In 1955, he dug them up and stored them in a bank vault. Ten years later, in 1965, he sold them to Life magazine.

Fate: In 1942, as part of Hitler's 'final solution' the Nazis began Operation Reinhardt, the plan to eliminate all of Poland's Jews. In the spring of 1942 the Kutno Ghetto itself was 'liquidated'Fate: In 1942, as part of Hitler’s ‘final solution’ the  Nazis began Operation Reinhardt, the plan to eliminate all of Poland’s Jews. In  the spring of 1942 the Kutno Ghetto itself was ‘liquidated’

Attribution: Daniel Miller

Adolf goes Hollywood

It sounds like the bizzare script of a Hollywood B-movie.
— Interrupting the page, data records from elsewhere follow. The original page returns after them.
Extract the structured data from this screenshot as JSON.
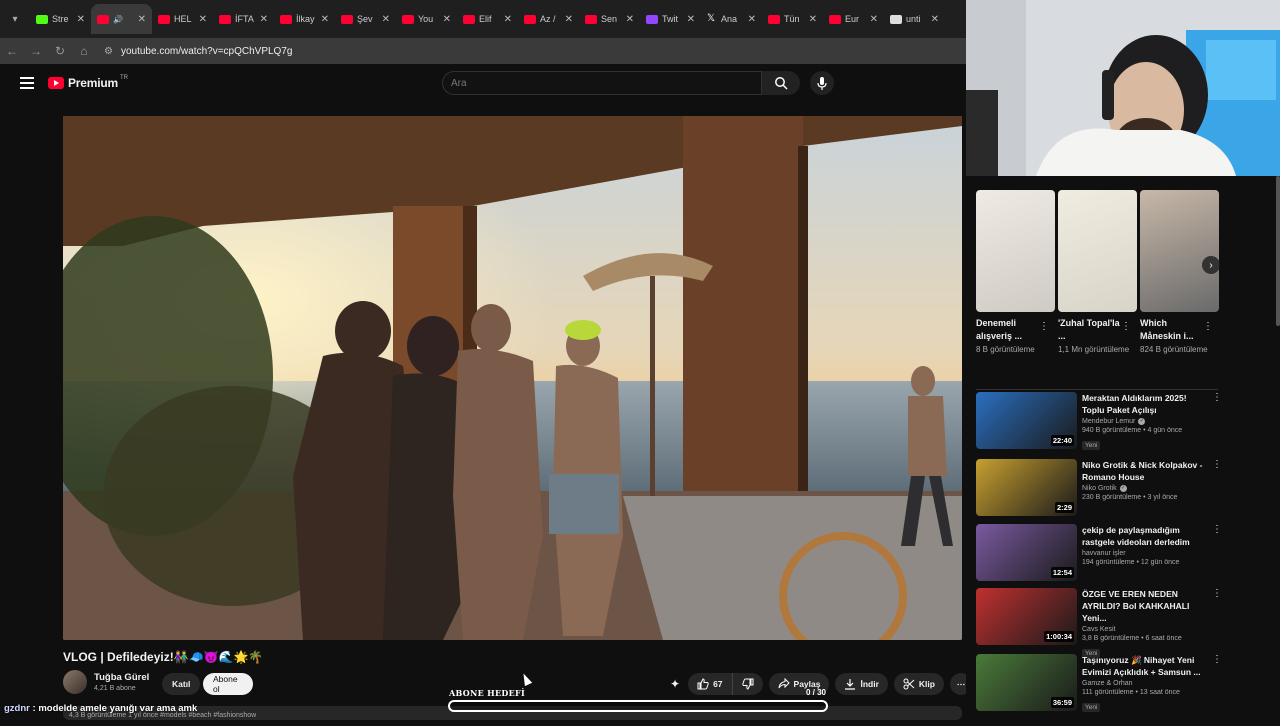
{
  "browser": {
    "tabs": [
      {
        "label": "Stre",
        "icon": "kick"
      },
      {
        "label": "",
        "icon": "youtube",
        "active": true,
        "audio": "🔊"
      },
      {
        "label": "HEL",
        "icon": "youtube"
      },
      {
        "label": "İFTA",
        "icon": "youtube"
      },
      {
        "label": "İlkay",
        "icon": "youtube"
      },
      {
        "label": "Şev",
        "icon": "youtube"
      },
      {
        "label": "You",
        "icon": "youtube"
      },
      {
        "label": "Elif",
        "icon": "youtube"
      },
      {
        "label": "Az /",
        "icon": "youtube"
      },
      {
        "label": "Sen",
        "icon": "youtube"
      },
      {
        "label": "Twit",
        "icon": "twitch"
      },
      {
        "label": "Ana",
        "icon": "x"
      },
      {
        "label": "Tün",
        "icon": "youtube"
      },
      {
        "label": "Eur",
        "icon": "youtube"
      },
      {
        "label": "unti",
        "icon": "doc"
      }
    ],
    "url": "youtube.com/watch?v=cpQChVPLQ7g"
  },
  "header": {
    "logo_text": "Premium",
    "logo_region": "TR",
    "search_placeholder": "Ara"
  },
  "video": {
    "title": "VLOG | Defiledeyiz!👫🧢😈🌊🌟🌴",
    "channel": "Tuğba Gürel",
    "subscribers": "4,21 B abone",
    "join_label": "Katıl",
    "subscribe_label": "Abone ol",
    "likes": "67",
    "share_label": "Paylaş",
    "download_label": "İndir",
    "clip_label": "Klip",
    "meta": "4,3 B görüntüleme  1 yıl önce  #models #beach #fashionshow"
  },
  "overlay": {
    "chat_user": "gzdnr",
    "chat_message": "modelde amele yanığı var ama amk",
    "goal_label": "ABONE HEDEFİ",
    "goal_count": "0 / 30",
    "goal_progress": 0
  },
  "shorts": [
    {
      "title": "Denemeli alışveriş ...",
      "views": "8 B görüntüleme"
    },
    {
      "title": "'Zuhal Topal'la ...",
      "views": "1,1 Mn görüntüleme"
    },
    {
      "title": "Which Måneskin i...",
      "views": "824 B görüntüleme"
    }
  ],
  "recommendations": [
    {
      "title": "Meraktan Aldıklarım 2025! Toplu Paket Açılışı",
      "channel": "Mendebur Lemur",
      "verified": true,
      "stats": "940 B görüntüleme • 4 gün önce",
      "badge": "Yeni",
      "duration": "22:40"
    },
    {
      "title": "Niko Grotik & Nick Kolpakov - Romano House",
      "channel": "Niko Grotik",
      "verified": true,
      "stats": "230 B görüntüleme • 3 yıl önce",
      "badge": "",
      "duration": "2:29"
    },
    {
      "title": "çekip de paylaşmadığım rastgele videoları derledim",
      "channel": "havvanur işler",
      "verified": false,
      "stats": "194 görüntüleme • 12 gün önce",
      "badge": "",
      "duration": "12:54"
    },
    {
      "title": "ÖZGE VE EREN NEDEN AYRILDI? Bol KAHKAHALI Yeni...",
      "channel": "Cavs Kesit",
      "verified": false,
      "stats": "3,8 B görüntüleme • 6 saat önce",
      "badge": "Yeni",
      "duration": "1:00:34"
    },
    {
      "title": "Taşınıyoruz 🎉 Nihayet Yeni Evimizi Açıklıdık + Samsun ...",
      "channel": "Gamze & Orhan",
      "verified": false,
      "stats": "111 görüntüleme • 13 saat önce",
      "badge": "Yeni",
      "duration": "36:59"
    }
  ]
}
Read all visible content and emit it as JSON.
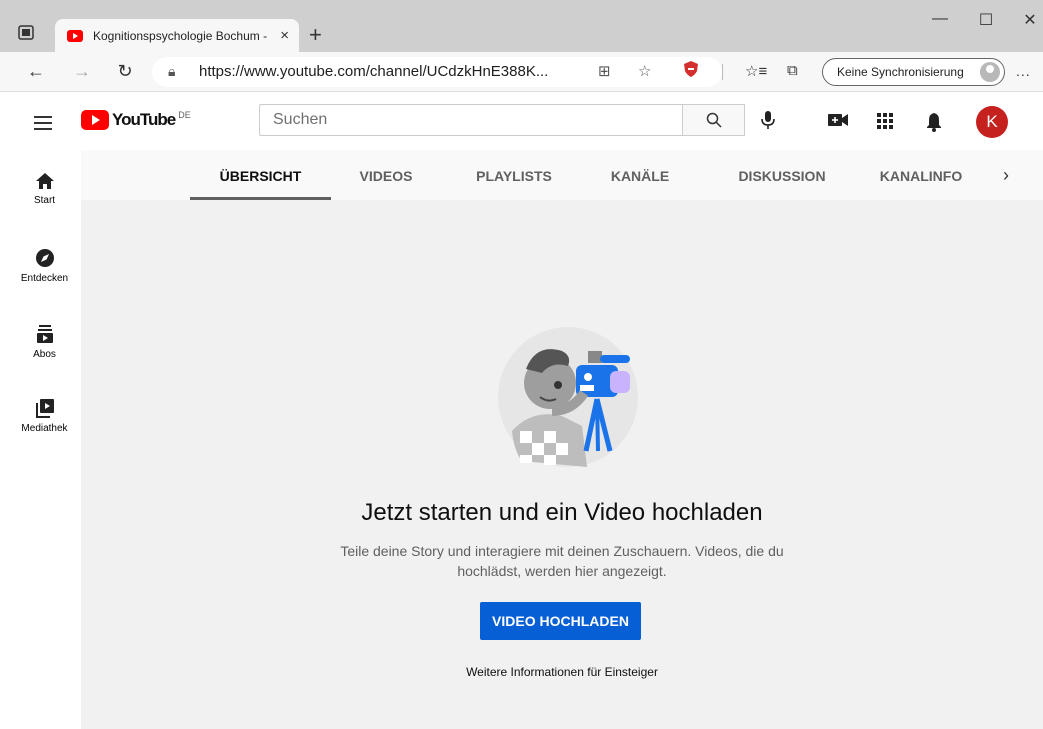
{
  "browser": {
    "tab_title": "Kognitionspsychologie Bochum -",
    "tab_close": "×",
    "new_tab": "+",
    "url": "https://www.youtube.com/channel/UCdzkHnE388K...",
    "sync_label": "Keine Synchronisierung",
    "more": "...",
    "win_min": "—",
    "win_max": "☐",
    "win_close": "✕"
  },
  "youtube": {
    "logo_text": "YouTube",
    "region": "DE",
    "search_placeholder": "Suchen",
    "avatar_letter": "K",
    "accent_color": "#065fd4",
    "avatar_color": "#c5221f"
  },
  "guide": {
    "items": [
      {
        "label": "Start",
        "icon": "home-icon"
      },
      {
        "label": "Entdecken",
        "icon": "compass-icon"
      },
      {
        "label": "Abos",
        "icon": "subscriptions-icon"
      },
      {
        "label": "Mediathek",
        "icon": "library-icon"
      }
    ]
  },
  "channel": {
    "tabs": [
      "ÜBERSICHT",
      "VIDEOS",
      "PLAYLISTS",
      "KANÄLE",
      "DISKUSSION",
      "KANALINFO"
    ],
    "active_tab": "ÜBERSICHT"
  },
  "empty_state": {
    "title": "Jetzt starten und ein Video hochladen",
    "subtitle": "Teile deine Story und interagiere mit deinen Zuschauern. Videos, die du hochlädst, werden hier angezeigt.",
    "upload_button": "VIDEO HOCHLADEN",
    "learn_more": "Weitere Informationen für Einsteiger"
  }
}
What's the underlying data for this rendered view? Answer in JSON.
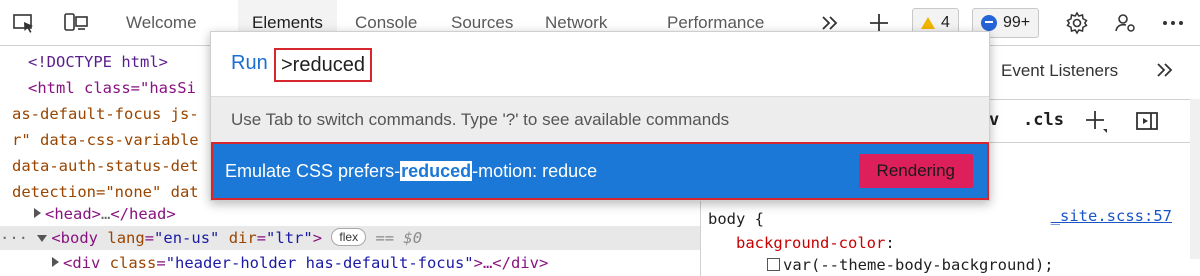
{
  "toolbar": {
    "tabs": [
      "Welcome",
      "Elements",
      "Console",
      "Sources",
      "Network",
      "Performance"
    ],
    "more_tabs_icon": "double-chevron-right-icon",
    "add_tab_icon": "plus-icon",
    "warnings_count": "4",
    "messages_count": "99+",
    "icons": [
      "inspect-icon",
      "device-emulation-icon",
      "settings-icon",
      "customize-icon",
      "more-icon"
    ]
  },
  "dom_tree": {
    "doctype": "<!DOCTYPE html>",
    "html_open": "<html class=\"hasSi",
    "line3": "as-default-focus js-",
    "line4": "r\" data-css-variable",
    "line5": "data-auth-status-det",
    "line6": "detection=\"none\" dat",
    "head_tag": "<head>",
    "head_ellipsis": "…",
    "head_close": "</head>",
    "dots": "···",
    "body_open": "<body",
    "body_attr1_name": "lang",
    "body_attr1_val": "\"en-us\"",
    "body_attr2_name": "dir",
    "body_attr2_val": "\"ltr\"",
    "body_close": ">",
    "flex_badge": "flex",
    "eq_ref": "== $0",
    "div_open": "<div",
    "div_attr_name": "class",
    "div_attr_val": "\"header-holder has-default-focus\"",
    "div_rest": ">…</div>"
  },
  "styles_pane": {
    "tab_event_listeners": "Event Listeners",
    "more_icon": "double-chevron-right-icon",
    "toggle_label": "v",
    "cls_label": ".cls",
    "selector": "body {",
    "source_link": "_site.scss:57",
    "property": "background-color",
    "value": "var(--theme-body-background);"
  },
  "command_menu": {
    "run_label": "Run",
    "query": ">reduced",
    "hint": "Use Tab to switch commands. Type '?' to see available commands",
    "result_prefix": "Emulate CSS prefers-",
    "result_match": "reduced",
    "result_suffix": "-motion: reduce",
    "result_category": "Rendering"
  },
  "colors": {
    "accent_blue": "#1b78d6",
    "highlight_red": "#d6262e",
    "category_pink": "#dd1f5c",
    "warning_yellow": "#f0b400"
  }
}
Maybe it still could?

In a parallel universe the Nazis have won the war and Adolf Hitler moves to Los Angeles where he mingles with the stars of the silver screen while running his evil empire from a luxurious ranch deep in the LA hills.

But during the 1930s, American sympathizers were so confident this exact scenario was actually going happen they spent millions building a deluxe compound ready for their fuhrer’s imminent arrival.

Equipped with a diesel power plant, 375,000 gallon concrete water tank, giant meat locker, 22 bedrooms and even a bomb shelter, the heavily guarded estate was home to a community of Hollywood fascists who hoped to ride out the war there.

There were further plans to build five libraries, a swimming pool, several dining rooms and a gymnasium with money from Germany.

But on the day after Pearl Harbor, as America entered World War Two, police raided the premises and rounded up the the 50 or so American fascists who were living there.

Today the eerie landmark lies in ruins, splattered with graffitti, and awaiting the bulldozers so it can be turned into a picnic area for hikers, a soon-to-be forgotten slice of American history.

Close to the homes of actors and directors such as Stephen Spielberg, the site has been a magnet for historians, curiosity-seekers and modern-day nazis.

At one point after the war it became an artists colony and was home to the novelist Henry Miller.

It was built by the Silver Shirts, a sinister group of 1930’s fascists who took their name from Hitler’s Brown Shirts grass roots organization. Their official name was the ‘Silver Legion’, but were nicknamed the ‘Silver Shirts’ due to their attire. A silver shirt, silver tie,  a campaign hat and blue corduroy trousers with leggings. The shirt was emblazened with a large scarlett ‘L’ signifying Loyalty, Liberation and Legion.

By 1934, the Silver Shirts had about 15,000 members, led by William Pelley and funded directly by Nazi Germany.

Fascism had been on the rise in the wake of the Great Depression and the Silver Shirts were one of the most fanatical groups.

The 55-acre ranch, was sold to mining fortune heiress Jessie Murphy in 1933 by screen cowboy Will Rogers.

In the next few years, Murphy struck up a relationship with a German man known only as Herr Schmidt. Unbeknownst to her, Schmidt was Hitler’s agent in America.

He persuaded her to invest $4million ($66 million today) to transform the property into a nazi stronghold fit for Hitler.

Historian Randy Young said, “This was supposed to be the seat of American fascism from where Hitler would one day run the United States”.

“The neighbors were a little freaked out by the construction and weird happenings, but until war broke out, they thought they were just eccentric people.”

Attribution: Daily Mail